CHARLOTTE, N.C. -- When you talk about the passion that has enabled the Carolina Panthers to reach .500 six games into the season for the first time under third-year coach Ron Rivera, you start and end with wide receiver Steve Smith.
Smith showed it after a 12-7 loss to Seattle Seahawks in Week 1, defiantly proclaiming Carolina would meet arguably the best team in the NFC again deep into the playoffs, even though the Panthers haven't been to the postseason since 2008.
He showed it after a Week 4 loss at Arizona that dropped Carolina to 1-3, calling umpire Dan Ferrell "garbage" for missing several plays, understanding it could cost him a fine from the league.
He showed it again during and after Sunday's 30-15 victory over the St. Louis Rams, unleashing a profanity-laced assault on cornerback Janoris Jenkins for allegedly trash-talking about Smith's wife during the game.
"And if I see him on the street I'm going to bust him in the f---ing mouth," Smith said afterward.
At times during Smith's career the passion has been misguided, particularly when he has turned his feisty attitude on his teammates. But there is no denying the 13-year veteran embodies the fight the Panthers (3-3) need if they hope to turn their fortunes around.

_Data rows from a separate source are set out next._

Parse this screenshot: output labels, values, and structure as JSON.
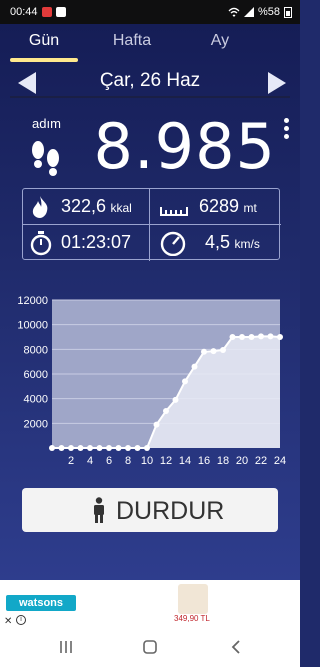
{
  "status": {
    "time": "00:44",
    "battery": "%58"
  },
  "tabs": [
    {
      "label": "Gün"
    },
    {
      "label": "Hafta"
    },
    {
      "label": "Ay"
    }
  ],
  "date": "Çar, 26 Haz",
  "steps": {
    "label": "adım",
    "value": "8.985"
  },
  "stats": {
    "calories": {
      "value": "322,6",
      "unit": "kkal"
    },
    "distance": {
      "value": "6289",
      "unit": "mt"
    },
    "duration": {
      "value": "01:23:07"
    },
    "speed": {
      "value": "4,5",
      "unit": "km/s"
    }
  },
  "chart_data": {
    "type": "line",
    "x": [
      0,
      1,
      2,
      3,
      4,
      5,
      6,
      7,
      8,
      9,
      10,
      11,
      12,
      13,
      14,
      15,
      16,
      17,
      18,
      19,
      20,
      21,
      22,
      23,
      24
    ],
    "values": [
      0,
      0,
      0,
      0,
      0,
      0,
      0,
      0,
      0,
      0,
      0,
      1900,
      3000,
      3900,
      5400,
      6600,
      7800,
      7850,
      7950,
      9000,
      9000,
      9000,
      9050,
      9050,
      9000
    ],
    "xticks": [
      "2",
      "4",
      "6",
      "8",
      "10",
      "12",
      "14",
      "16",
      "18",
      "20",
      "22",
      "24"
    ],
    "yticks": [
      "2000",
      "4000",
      "6000",
      "8000",
      "10000",
      "12000"
    ],
    "ylim": [
      0,
      12000
    ],
    "xlim": [
      0,
      24
    ],
    "grid": true
  },
  "button": {
    "label": "DURDUR"
  },
  "ad": {
    "brand": "watsons",
    "price": "349,90 TL"
  }
}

His 800th career catch said it all.
Smith caught the pass from quarterback Cam Newton just inside the St. Louis 10, then left Jenkins and safety Matt Giordano face down on the Bank of America Stadium turf with the types of moves he has made look routine throughout his career.
The 19-yard touchdown answered a quick score from St. Louis to make it 27-12. In the past, the Rams' score might have led to a comeback and ultimately close loss for a Carolina team that is 2-14 in games decided by a touchdown or less under Rivera.

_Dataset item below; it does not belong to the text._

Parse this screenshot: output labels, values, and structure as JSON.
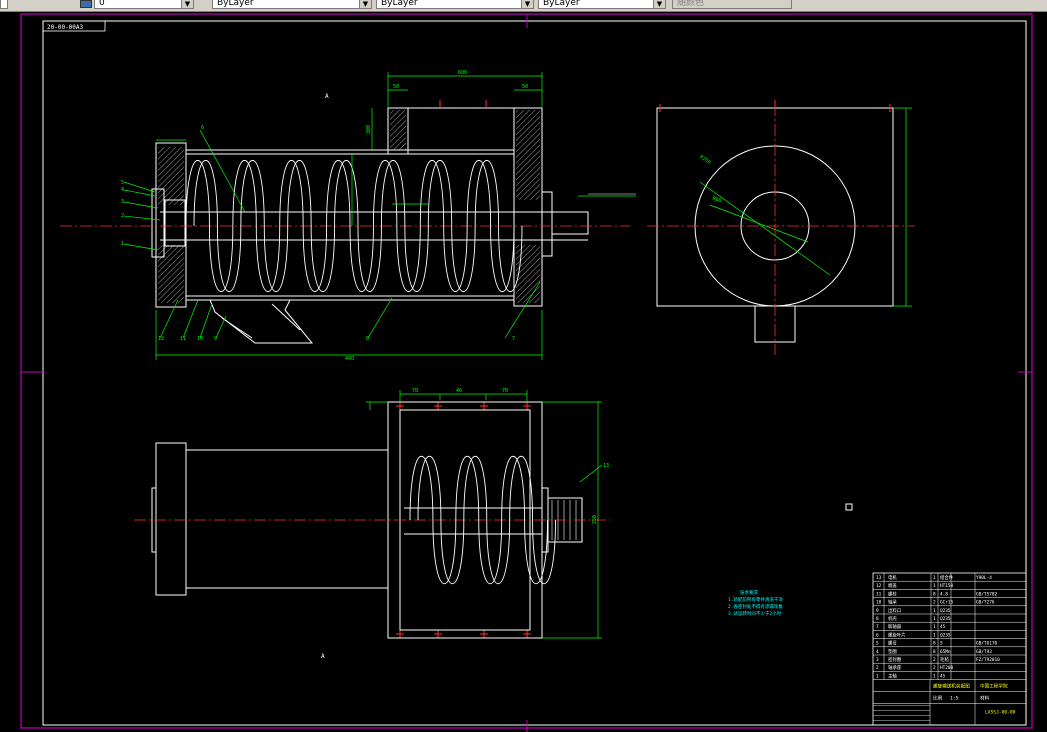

Smith didn't let it get close.
"That's the mark of a football team is that you answer, you don't just sit there and take it," said Rivera, sweat dripping from his forehead after a game in which five personal fouls were called.
Smith doesn't take anything. He showed that on his touchdown celebration. He first pointed at Jenkins, understanding it could draw a taunting foul, which it didn't. He then did an imitation of a Deion Sanders touchdown dance. Smith explained later, "He thinks he's Deion. He's not."
That passion continued on the sideline as Newton, not realizing it was Smith's 800th career catch until he saw it on the big screen, ran over and tried to hold his favorite target's arms into the air in "rejoice."
"He snatched away from me and turned around, still talking to a person I don't know and saying a lot of things," Newton said with a laugh. "We all know that's Smitty, man. I'm saying it out of a comedic way, but I love that guy and have learned so much from him and will continue to learn from him."
Most of what Newton has learned is the passion it takes to play the game at the highest level.
Occasionally from Smith, that'll be in the form of what Newton called "explicit words" such as the ones delivered to Jenkins.
"That's just Steve," Newton said. "That just goes to show you what type of teammate he is. Man, he leaves it all out on the field. He plays with so much passion it just drips on to the next player and it affects a lot of people."
It has helped put the Panthers in position to get above .500 on Thursday night at Tampa Bay for the first time since 2008.
"We're a team that is tight-knit," Smith said. "We were chippy with each other in camp. Nobody messes with the big brother, little brother. That's only me. We're going to look out for each other no matter what."